That “egg” had remained unbroken up until then because few investors were able to actually trade into and out of the market according to the moving average’s signals. Without ETFs (and index funds with no penalties for frequent trading), a moving-average strategy would have required executing a prohibitively large number of individual transactions. Even if you had wanted to go through all that work, it would have been close to impossible to execute all those transactions simultaneously. This was before the internet, after all.

Another hurdle would have been determining the dollar amount to invest in each individual stock, since the market benchmarks are either weighted by capitalization (as in the case of the S&P 500 index) or price (in the case of the Dow Jones Industrial Average DJIA ). Yet another factor would have been significant brokerage commissions; those commissions used to be high enough that they ate up almost every strategy’s theoretical profitability. From1928 through 1992, for example, a 1% commission on each trade (which is a conservative estimate) would have reduced the 50-day moving average’s return from 14.3% annualized to just 1.0% annualized.

You’d think that a three-decade stretch of underperformance would lead followers of the 50-day moving average to throw in the towel. But you’d be wrong. MarketWatch’s Joseph Adinolfi reported earlier this week that technical analysts were telling him that the bull market is in “jeopardy” because the S&P 500 broke its 50-day moving average. And as MarketWatch’s Christine Idzelis reported, Bespoke Investment Group has indicated that it was potentially bearish that the S&P 500 had broken its uptrend.

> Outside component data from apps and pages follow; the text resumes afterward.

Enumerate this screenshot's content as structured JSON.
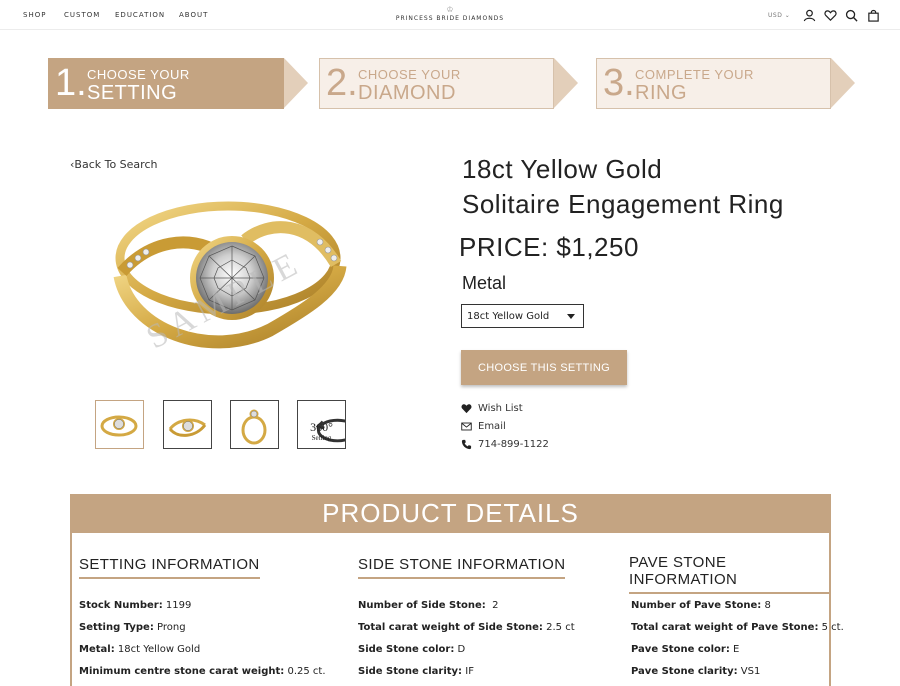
{
  "nav": {
    "items": [
      "SHOP",
      "CUSTOM",
      "EDUCATION",
      "ABOUT"
    ],
    "brand_name": "PRINCESS BRIDE DIAMONDS",
    "currency": "USD"
  },
  "steps": [
    {
      "number": "1.",
      "line1": "CHOOSE YOUR",
      "line2": "SETTING",
      "state": "active"
    },
    {
      "number": "2.",
      "line1": "CHOOSE YOUR",
      "line2": "DIAMOND",
      "state": "inactive"
    },
    {
      "number": "3.",
      "line1": "COMPLETE YOUR",
      "line2": "RING",
      "state": "inactive"
    }
  ],
  "product": {
    "back_label": "Back To Search",
    "watermark": "SAMPLE",
    "title_line1": "18ct Yellow Gold",
    "title_line2": "Solitaire Engagement Ring",
    "price": "PRICE: $1,250",
    "metal_label": "Metal",
    "metal_selected": "18ct Yellow Gold",
    "choose_button": "CHOOSE THIS SETTING",
    "thumb_360_number": "360°",
    "thumb_360_label": "Setting"
  },
  "actions": {
    "wish_list": "Wish List",
    "email": "Email",
    "phone": "714-899-1122"
  },
  "details": {
    "header": "PRODUCT DETAILS",
    "setting": {
      "title": "SETTING INFORMATION",
      "rows": [
        {
          "label": "Stock Number:",
          "value": "1199"
        },
        {
          "label": "Setting Type:",
          "value": "Prong"
        },
        {
          "label": "Metal:",
          "value": "18ct Yellow Gold"
        },
        {
          "label": "Minimum centre stone carat weight:",
          "value": "0.25 ct."
        }
      ]
    },
    "side_stone": {
      "title": "SIDE STONE INFORMATION",
      "rows": [
        {
          "label": "Number of Side Stone:",
          "value": "2"
        },
        {
          "label": "Total carat weight of Side Stone:",
          "value": "2.5 ct"
        },
        {
          "label": "Side Stone color:",
          "value": "D"
        },
        {
          "label": "Side Stone clarity:",
          "value": "IF"
        }
      ]
    },
    "pave_stone": {
      "title": "PAVE STONE INFORMATION",
      "rows": [
        {
          "label": "Number of Pave Stone:",
          "value": "8"
        },
        {
          "label": "Total carat weight of Pave Stone:",
          "value": "5 ct."
        },
        {
          "label": "Pave Stone color:",
          "value": "E"
        },
        {
          "label": "Pave Stone clarity:",
          "value": "VS1"
        }
      ]
    }
  },
  "colors": {
    "accent": "#c4a482",
    "step_inactive_bg": "#f7efe8",
    "gold": "#d9b45a"
  }
}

Are other moving averages better?

What about the market-timing ability of other moving averages, such as the 200-day moving average? The answer is that they in fact do better —on occasion. But I have found their long-term track records to be equally disappointing, regardless of whether the moving averages cover periods as short as the trailing 20 trading days to as long as 200 days.

The same skeptical conclusion goes for the various ways in which market technicians have tried to tweak moving-average strategies, such as so-called exponential averages (which weigh recent days more heavily than older ones) and moving-average crossover strategies (which are based on two moving averages of different lengths, with buy signals generated when the shorter-term average crosses above the longer-term one — and vice versa).

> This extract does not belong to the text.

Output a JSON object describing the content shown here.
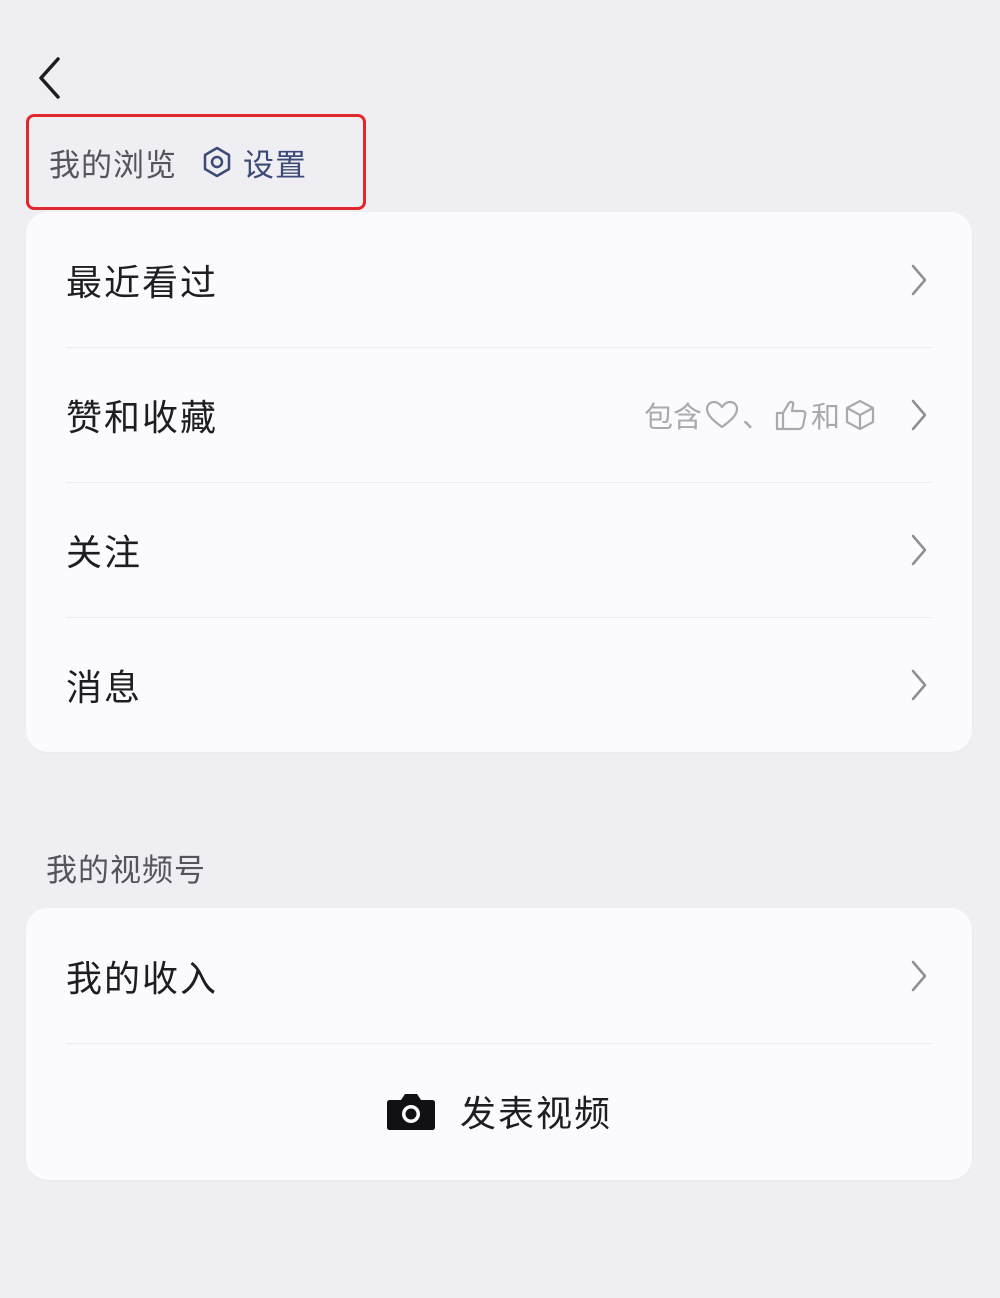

The investment implication is that the broad stock market is not a trend follower in any straightforward way. Many investors find this hard to believe, since when looking at a chart of the stock market’s history it seems obvious to them that there are distinct upward and downward trends — bull and bear markets. But the trends the market follows are of widely varying lengths and magnitudes, and are only obvious after the fact.

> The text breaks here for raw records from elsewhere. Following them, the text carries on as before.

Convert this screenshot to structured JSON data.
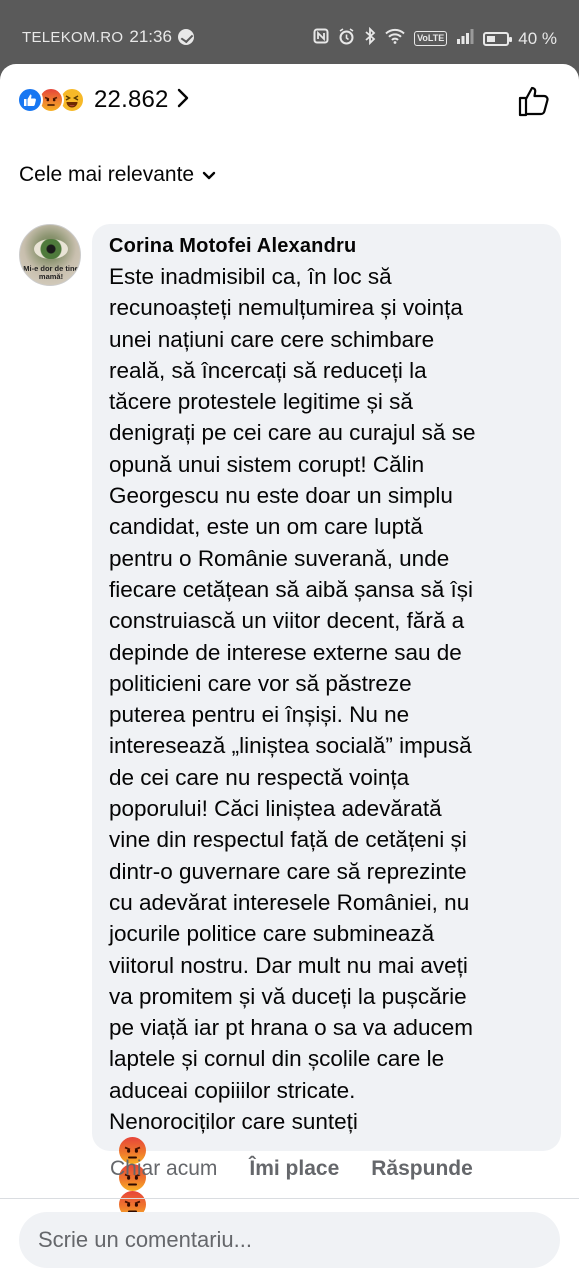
{
  "status_bar": {
    "carrier": "TELEKOM.RO",
    "time": "21:36",
    "volte": "VoLTE",
    "battery_pct": "40 %",
    "icons": [
      "messenger-icon",
      "nfc-icon",
      "alarm-icon",
      "bluetooth-icon",
      "wifi-icon",
      "volte-icon",
      "signal-icon",
      "battery-icon"
    ]
  },
  "reactions": {
    "types": [
      "like",
      "angry",
      "haha"
    ],
    "count": "22.862"
  },
  "sort": {
    "label": "Cele mai relevante"
  },
  "comment": {
    "author": "Corina Motofei Alexandru",
    "avatar_text": "Mi-e dor de tine mamă!",
    "text_lines": [
      "Este inadmisibil ca, în loc să",
      "recunoașteți nemulțumirea și voința",
      "unei națiuni care cere schimbare",
      "reală, să încercați să reduceți la",
      "tăcere protestele legitime și să",
      "denigrați pe cei care au curajul să se",
      "opună unui sistem corupt! Călin",
      "Georgescu nu este doar un simplu",
      "candidat, este un om care luptă",
      "pentru o Românie suverană, unde",
      "fiecare cetățean să aibă șansa să își",
      "construiască un viitor decent, fără a",
      "depinde de interese externe sau de",
      "politicieni care vor să păstreze",
      "puterea pentru ei înșiși. Nu ne",
      "interesează „liniștea socială” impusă",
      "de cei care nu respectă voința",
      "poporului! Căci liniștea adevărată",
      "vine din respectul față de cetățeni și",
      "dintr-o guvernare care să reprezinte",
      "cu adevărat interesele României, nu",
      "jocurile politice care subminează",
      "viitorul nostru. Dar mult nu mai aveți",
      "va promitem și vă duceți la pușcărie",
      "pe viață iar pt hrana o sa va aducem",
      "laptele și cornul din școlile care le",
      "aduceai copiiilor stricate."
    ],
    "last_line": "Nenorociților care sunteți",
    "last_emojis": [
      "angry-emoji-icon",
      "angry-emoji-icon",
      "angry-emoji-icon",
      "angry-emoji-icon"
    ],
    "time": "Chiar acum",
    "like_label": "Îmi place",
    "reply_label": "Răspunde"
  },
  "composer": {
    "placeholder": "Scrie un comentariu..."
  },
  "colors": {
    "like_blue": "#1877f2",
    "bubble_bg": "#f0f2f5",
    "secondary_text": "#65676b",
    "status_bar_bg": "#5a5a5a"
  }
}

The market timing systems that I have found to have better success focus on internal market divergences. These systems are based on the premise that a healthy advance is one in which there is wide participation.

Hayes Martin, president of the advisory firm Market Extremes, is one such market timer. In an email, he said that the divergences that are most worrisome currently are in the Nasdaq COMP, where a couple of megacap stocks were able to push the stock exchange to a new high last week even as many other Nasdaq-listed stocks struggled. Martin says “pullbacks in the 10-15% range” are therefore possible for the technology and small-cap sectors. That said, he adds, “there is no evidence of a major top at this time.”

Mark Hulbert is a regular contributor to MarketWatch. His Hulbert Ratings tracks investment newsletters that pay a flat fee to be audited. He can be reached at

Also read: Do cash-gushing stocks outperform the S&P 500? Here’s what history has to say.

More: Cutting interest rates is misguided — the easy money would only fuel inflation